About this exercise - Restate word for word all of the lines below, with each image left out.

Record excerpts -

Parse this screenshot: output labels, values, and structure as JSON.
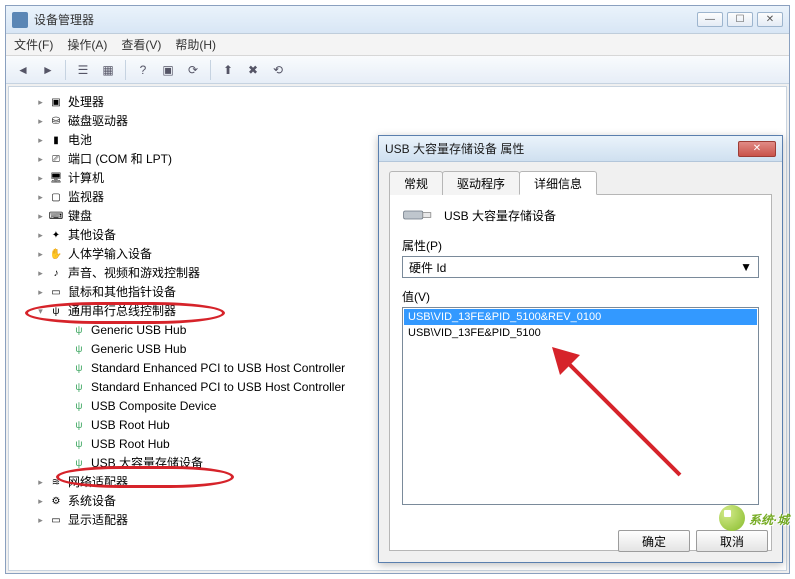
{
  "window": {
    "title": "设备管理器",
    "menu": {
      "file": "文件(F)",
      "action": "操作(A)",
      "view": "查看(V)",
      "help": "帮助(H)"
    }
  },
  "tree": {
    "items": [
      {
        "label": "处理器",
        "icon": "cpu"
      },
      {
        "label": "磁盘驱动器",
        "icon": "disk"
      },
      {
        "label": "电池",
        "icon": "battery"
      },
      {
        "label": "端口 (COM 和 LPT)",
        "icon": "port"
      },
      {
        "label": "计算机",
        "icon": "computer"
      },
      {
        "label": "监视器",
        "icon": "monitor"
      },
      {
        "label": "键盘",
        "icon": "keyboard"
      },
      {
        "label": "其他设备",
        "icon": "other"
      },
      {
        "label": "人体学输入设备",
        "icon": "hid"
      },
      {
        "label": "声音、视频和游戏控制器",
        "icon": "sound"
      },
      {
        "label": "鼠标和其他指针设备",
        "icon": "mouse"
      },
      {
        "label": "通用串行总线控制器",
        "icon": "usb",
        "expanded": true,
        "children": [
          {
            "label": "Generic USB Hub"
          },
          {
            "label": "Generic USB Hub"
          },
          {
            "label": "Standard Enhanced PCI to USB Host Controller"
          },
          {
            "label": "Standard Enhanced PCI to USB Host Controller"
          },
          {
            "label": "USB Composite Device"
          },
          {
            "label": "USB Root Hub"
          },
          {
            "label": "USB Root Hub"
          },
          {
            "label": "USB 大容量存储设备"
          }
        ]
      },
      {
        "label": "网络适配器",
        "icon": "network"
      },
      {
        "label": "系统设备",
        "icon": "system"
      },
      {
        "label": "显示适配器",
        "icon": "display"
      }
    ]
  },
  "dialog": {
    "title": "USB 大容量存储设备 属性",
    "tabs": {
      "general": "常规",
      "driver": "驱动程序",
      "details": "详细信息"
    },
    "device_name": "USB 大容量存储设备",
    "property_label": "属性(P)",
    "property_value": "硬件 Id",
    "value_label": "值(V)",
    "values": [
      "USB\\VID_13FE&PID_5100&REV_0100",
      "USB\\VID_13FE&PID_5100"
    ],
    "ok": "确定",
    "cancel": "取消"
  },
  "watermark": "系统·城"
}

Result of the exercise -
Parse this screenshot: output labels, values, and structure as JSON.
{
  "window": {
    "title": "设备管理器",
    "menu": {
      "file": "文件(F)",
      "action": "操作(A)",
      "view": "查看(V)",
      "help": "帮助(H)"
    }
  },
  "tree": {
    "items": [
      {
        "label": "处理器",
        "icon": "cpu"
      },
      {
        "label": "磁盘驱动器",
        "icon": "disk"
      },
      {
        "label": "电池",
        "icon": "battery"
      },
      {
        "label": "端口 (COM 和 LPT)",
        "icon": "port"
      },
      {
        "label": "计算机",
        "icon": "computer"
      },
      {
        "label": "监视器",
        "icon": "monitor"
      },
      {
        "label": "键盘",
        "icon": "keyboard"
      },
      {
        "label": "其他设备",
        "icon": "other"
      },
      {
        "label": "人体学输入设备",
        "icon": "hid"
      },
      {
        "label": "声音、视频和游戏控制器",
        "icon": "sound"
      },
      {
        "label": "鼠标和其他指针设备",
        "icon": "mouse"
      },
      {
        "label": "通用串行总线控制器",
        "icon": "usb",
        "expanded": true,
        "children": [
          {
            "label": "Generic USB Hub"
          },
          {
            "label": "Generic USB Hub"
          },
          {
            "label": "Standard Enhanced PCI to USB Host Controller"
          },
          {
            "label": "Standard Enhanced PCI to USB Host Controller"
          },
          {
            "label": "USB Composite Device"
          },
          {
            "label": "USB Root Hub"
          },
          {
            "label": "USB Root Hub"
          },
          {
            "label": "USB 大容量存储设备"
          }
        ]
      },
      {
        "label": "网络适配器",
        "icon": "network"
      },
      {
        "label": "系统设备",
        "icon": "system"
      },
      {
        "label": "显示适配器",
        "icon": "display"
      }
    ]
  },
  "dialog": {
    "title": "USB 大容量存储设备 属性",
    "tabs": {
      "general": "常规",
      "driver": "驱动程序",
      "details": "详细信息"
    },
    "device_name": "USB 大容量存储设备",
    "property_label": "属性(P)",
    "property_value": "硬件 Id",
    "value_label": "值(V)",
    "values": [
      "USB\\VID_13FE&PID_5100&REV_0100",
      "USB\\VID_13FE&PID_5100"
    ],
    "ok": "确定",
    "cancel": "取消"
  },
  "watermark": "系统·城"
}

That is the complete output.